The letter also says climate change research garnered the lion’s share of NASA’s $1 billion in 2009 American Recovery and Reinvestment Act funds, though NASA’s plan for spending the economic stimulus money included just $325 million for major climate change research priorities set in the U.S. National Research Council’s most recent decadal survey.

The letter states that excessive spending on climate monitoring initiatives is not limited to NASA.

“Overall, the government spent over $8.7 billion across 16 Agencies and Departments throughout the federal government on these efforts in [fiscal 2010] alone,” the letter states. “Global warming funding presents an opportunity to reduce spending without unduly impacting NASA’s core human spaceflight mission.”

The appeal also cited the need to ensure U.S. national security and economic competitiveness with China, India| and Russia.

“We must not put ourselves in the position of watching Chinese astronauts planting their flag on the moon while we sit — earthbound by our own shortsightedness,” the letter states.

During a Feb. 10 hearing of the House Appropriations commerce, justice, science subcommittee, Wolf did not mention the letter, but questioned NASA Inspector General Paul K. Martin as to whether NASA is duplicating the functions of other federal agencies.
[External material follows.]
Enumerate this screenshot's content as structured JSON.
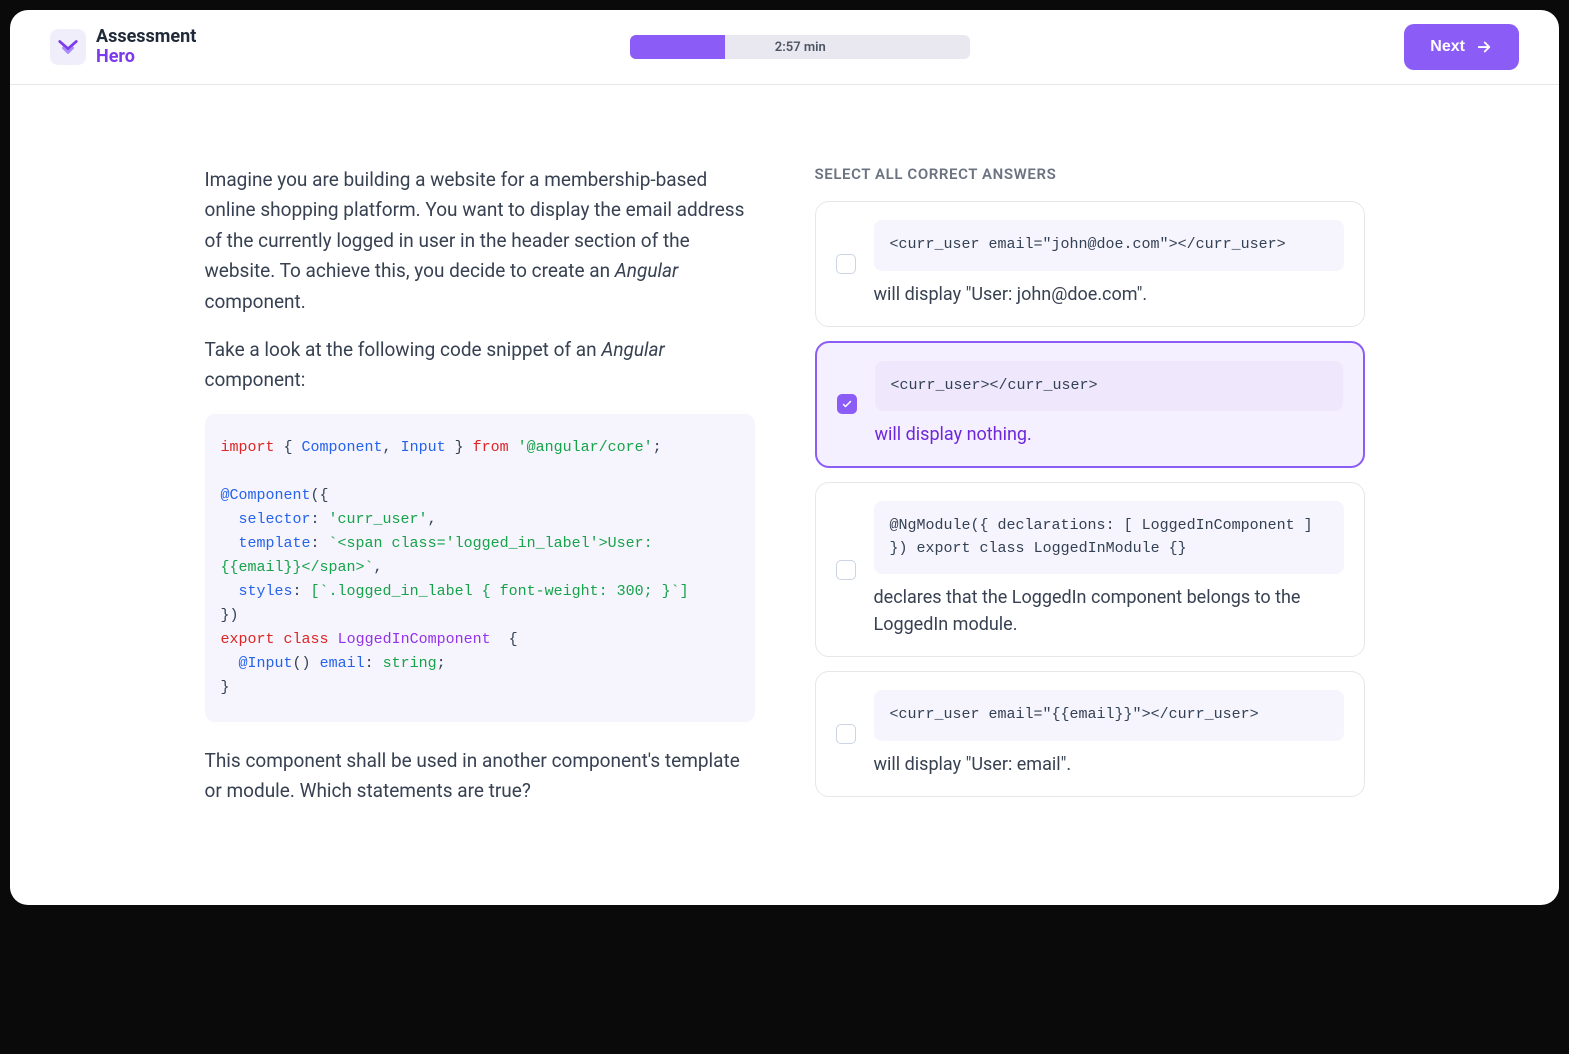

“Are there things that NASA’s doing that are not initially part of the organic act that other agencies are doing, meritorious — I’m not knocking — but that we could then take the resources and put them into what the authorization said?” Wolf asked Martin during the hearing.